Your instructions: Return all entries precisely as they stand, without the images.

The input:
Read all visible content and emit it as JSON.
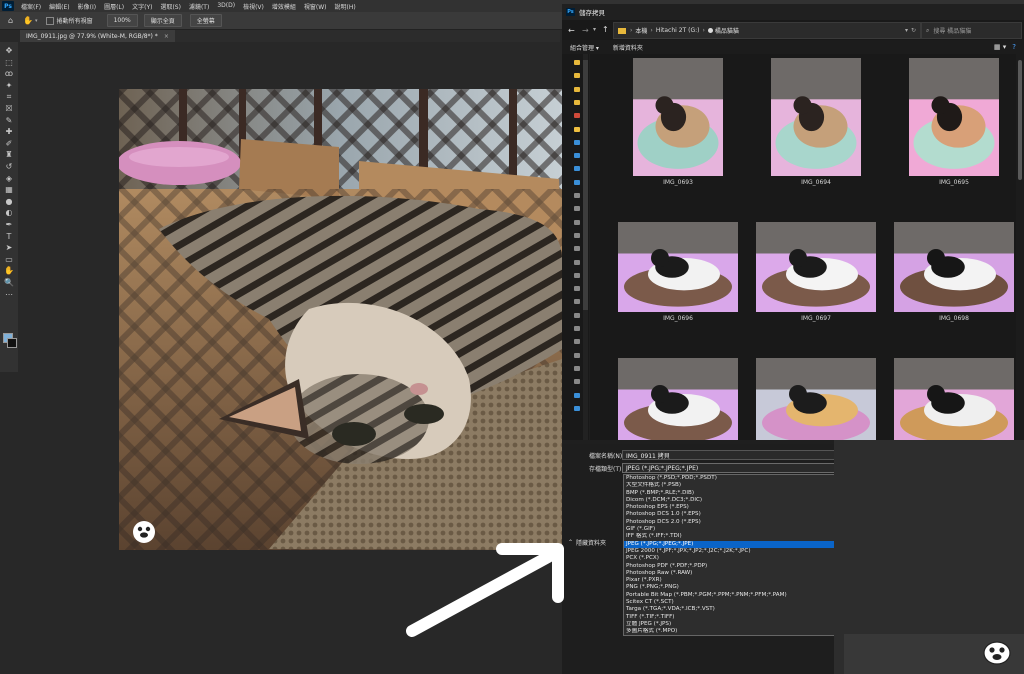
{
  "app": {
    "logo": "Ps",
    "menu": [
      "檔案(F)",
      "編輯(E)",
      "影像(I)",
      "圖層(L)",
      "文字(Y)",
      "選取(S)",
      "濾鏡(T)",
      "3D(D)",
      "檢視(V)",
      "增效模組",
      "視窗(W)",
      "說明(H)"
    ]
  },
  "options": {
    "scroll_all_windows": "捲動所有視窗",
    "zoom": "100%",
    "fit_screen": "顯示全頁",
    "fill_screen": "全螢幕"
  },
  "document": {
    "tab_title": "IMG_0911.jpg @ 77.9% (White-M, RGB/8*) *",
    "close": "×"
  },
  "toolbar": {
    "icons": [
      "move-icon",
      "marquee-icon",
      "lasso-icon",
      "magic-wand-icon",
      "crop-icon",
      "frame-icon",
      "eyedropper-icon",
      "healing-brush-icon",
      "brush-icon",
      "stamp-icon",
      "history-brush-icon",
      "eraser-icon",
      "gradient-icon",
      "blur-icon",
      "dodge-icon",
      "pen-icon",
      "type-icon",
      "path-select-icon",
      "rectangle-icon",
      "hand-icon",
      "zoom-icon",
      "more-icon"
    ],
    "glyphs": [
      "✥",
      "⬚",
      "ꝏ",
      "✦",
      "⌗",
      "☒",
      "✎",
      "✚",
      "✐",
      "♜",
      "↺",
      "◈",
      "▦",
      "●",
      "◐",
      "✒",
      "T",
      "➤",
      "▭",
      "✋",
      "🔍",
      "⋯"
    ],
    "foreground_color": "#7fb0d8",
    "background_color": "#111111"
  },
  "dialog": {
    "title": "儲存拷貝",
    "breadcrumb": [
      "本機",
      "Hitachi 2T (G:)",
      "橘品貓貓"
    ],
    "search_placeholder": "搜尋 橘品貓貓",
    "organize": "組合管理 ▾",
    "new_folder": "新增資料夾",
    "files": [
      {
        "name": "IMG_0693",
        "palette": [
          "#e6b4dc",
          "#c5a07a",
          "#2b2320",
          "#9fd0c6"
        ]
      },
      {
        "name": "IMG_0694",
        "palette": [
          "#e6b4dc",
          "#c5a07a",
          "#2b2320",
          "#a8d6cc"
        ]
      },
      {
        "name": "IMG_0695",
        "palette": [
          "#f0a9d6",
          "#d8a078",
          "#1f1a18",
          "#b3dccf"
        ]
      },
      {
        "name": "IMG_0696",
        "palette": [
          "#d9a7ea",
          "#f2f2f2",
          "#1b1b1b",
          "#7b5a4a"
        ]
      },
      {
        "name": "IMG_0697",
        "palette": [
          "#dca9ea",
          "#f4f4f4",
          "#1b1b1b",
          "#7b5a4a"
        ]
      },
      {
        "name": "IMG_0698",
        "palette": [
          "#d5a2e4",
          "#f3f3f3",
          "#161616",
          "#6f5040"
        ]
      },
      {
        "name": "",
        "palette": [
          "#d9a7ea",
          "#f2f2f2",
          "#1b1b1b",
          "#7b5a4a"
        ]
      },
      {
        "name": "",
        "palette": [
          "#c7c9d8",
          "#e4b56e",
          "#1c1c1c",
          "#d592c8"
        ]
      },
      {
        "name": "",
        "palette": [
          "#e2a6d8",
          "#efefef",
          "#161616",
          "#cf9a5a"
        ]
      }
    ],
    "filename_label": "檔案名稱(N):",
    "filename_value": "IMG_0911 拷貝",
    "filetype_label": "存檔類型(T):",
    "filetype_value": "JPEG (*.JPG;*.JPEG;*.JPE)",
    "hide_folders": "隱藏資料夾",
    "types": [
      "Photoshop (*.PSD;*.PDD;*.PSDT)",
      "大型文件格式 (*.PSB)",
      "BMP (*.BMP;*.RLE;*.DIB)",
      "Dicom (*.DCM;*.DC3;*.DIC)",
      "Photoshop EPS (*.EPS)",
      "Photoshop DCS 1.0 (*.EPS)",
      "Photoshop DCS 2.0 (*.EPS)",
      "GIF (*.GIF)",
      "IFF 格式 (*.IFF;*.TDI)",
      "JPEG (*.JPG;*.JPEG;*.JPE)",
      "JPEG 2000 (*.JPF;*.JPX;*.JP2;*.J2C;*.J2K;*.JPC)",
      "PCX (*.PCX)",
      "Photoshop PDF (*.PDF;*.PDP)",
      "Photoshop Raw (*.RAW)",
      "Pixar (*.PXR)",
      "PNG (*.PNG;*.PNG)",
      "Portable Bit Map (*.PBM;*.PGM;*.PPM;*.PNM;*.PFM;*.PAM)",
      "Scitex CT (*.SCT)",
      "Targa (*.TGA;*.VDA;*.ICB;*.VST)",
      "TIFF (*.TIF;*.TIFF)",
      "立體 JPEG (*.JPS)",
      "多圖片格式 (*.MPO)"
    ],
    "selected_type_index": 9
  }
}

Finished exercise:
Read all visible content and emit it as JSON.
{
  "app": {
    "logo": "Ps",
    "menu": [
      "檔案(F)",
      "編輯(E)",
      "影像(I)",
      "圖層(L)",
      "文字(Y)",
      "選取(S)",
      "濾鏡(T)",
      "3D(D)",
      "檢視(V)",
      "增效模組",
      "視窗(W)",
      "說明(H)"
    ]
  },
  "options": {
    "scroll_all_windows": "捲動所有視窗",
    "zoom": "100%",
    "fit_screen": "顯示全頁",
    "fill_screen": "全螢幕"
  },
  "document": {
    "tab_title": "IMG_0911.jpg @ 77.9% (White-M, RGB/8*) *",
    "close": "×"
  },
  "toolbar": {
    "icons": [
      "move-icon",
      "marquee-icon",
      "lasso-icon",
      "magic-wand-icon",
      "crop-icon",
      "frame-icon",
      "eyedropper-icon",
      "healing-brush-icon",
      "brush-icon",
      "stamp-icon",
      "history-brush-icon",
      "eraser-icon",
      "gradient-icon",
      "blur-icon",
      "dodge-icon",
      "pen-icon",
      "type-icon",
      "path-select-icon",
      "rectangle-icon",
      "hand-icon",
      "zoom-icon",
      "more-icon"
    ],
    "glyphs": [
      "✥",
      "⬚",
      "ꝏ",
      "✦",
      "⌗",
      "☒",
      "✎",
      "✚",
      "✐",
      "♜",
      "↺",
      "◈",
      "▦",
      "●",
      "◐",
      "✒",
      "T",
      "➤",
      "▭",
      "✋",
      "🔍",
      "⋯"
    ],
    "foreground_color": "#7fb0d8",
    "background_color": "#111111"
  },
  "dialog": {
    "title": "儲存拷貝",
    "breadcrumb": [
      "本機",
      "Hitachi 2T (G:)",
      "橘品貓貓"
    ],
    "search_placeholder": "搜尋 橘品貓貓",
    "organize": "組合管理 ▾",
    "new_folder": "新增資料夾",
    "files": [
      {
        "name": "IMG_0693",
        "palette": [
          "#e6b4dc",
          "#c5a07a",
          "#2b2320",
          "#9fd0c6"
        ]
      },
      {
        "name": "IMG_0694",
        "palette": [
          "#e6b4dc",
          "#c5a07a",
          "#2b2320",
          "#a8d6cc"
        ]
      },
      {
        "name": "IMG_0695",
        "palette": [
          "#f0a9d6",
          "#d8a078",
          "#1f1a18",
          "#b3dccf"
        ]
      },
      {
        "name": "IMG_0696",
        "palette": [
          "#d9a7ea",
          "#f2f2f2",
          "#1b1b1b",
          "#7b5a4a"
        ]
      },
      {
        "name": "IMG_0697",
        "palette": [
          "#dca9ea",
          "#f4f4f4",
          "#1b1b1b",
          "#7b5a4a"
        ]
      },
      {
        "name": "IMG_0698",
        "palette": [
          "#d5a2e4",
          "#f3f3f3",
          "#161616",
          "#6f5040"
        ]
      },
      {
        "name": "",
        "palette": [
          "#d9a7ea",
          "#f2f2f2",
          "#1b1b1b",
          "#7b5a4a"
        ]
      },
      {
        "name": "",
        "palette": [
          "#c7c9d8",
          "#e4b56e",
          "#1c1c1c",
          "#d592c8"
        ]
      },
      {
        "name": "",
        "palette": [
          "#e2a6d8",
          "#efefef",
          "#161616",
          "#cf9a5a"
        ]
      }
    ],
    "filename_label": "檔案名稱(N):",
    "filename_value": "IMG_0911 拷貝",
    "filetype_label": "存檔類型(T):",
    "filetype_value": "JPEG (*.JPG;*.JPEG;*.JPE)",
    "hide_folders": "隱藏資料夾",
    "types": [
      "Photoshop (*.PSD;*.PDD;*.PSDT)",
      "大型文件格式 (*.PSB)",
      "BMP (*.BMP;*.RLE;*.DIB)",
      "Dicom (*.DCM;*.DC3;*.DIC)",
      "Photoshop EPS (*.EPS)",
      "Photoshop DCS 1.0 (*.EPS)",
      "Photoshop DCS 2.0 (*.EPS)",
      "GIF (*.GIF)",
      "IFF 格式 (*.IFF;*.TDI)",
      "JPEG (*.JPG;*.JPEG;*.JPE)",
      "JPEG 2000 (*.JPF;*.JPX;*.JP2;*.J2C;*.J2K;*.JPC)",
      "PCX (*.PCX)",
      "Photoshop PDF (*.PDF;*.PDP)",
      "Photoshop Raw (*.RAW)",
      "Pixar (*.PXR)",
      "PNG (*.PNG;*.PNG)",
      "Portable Bit Map (*.PBM;*.PGM;*.PPM;*.PNM;*.PFM;*.PAM)",
      "Scitex CT (*.SCT)",
      "Targa (*.TGA;*.VDA;*.ICB;*.VST)",
      "TIFF (*.TIF;*.TIFF)",
      "立體 JPEG (*.JPS)",
      "多圖片格式 (*.MPO)"
    ],
    "selected_type_index": 9
  }
}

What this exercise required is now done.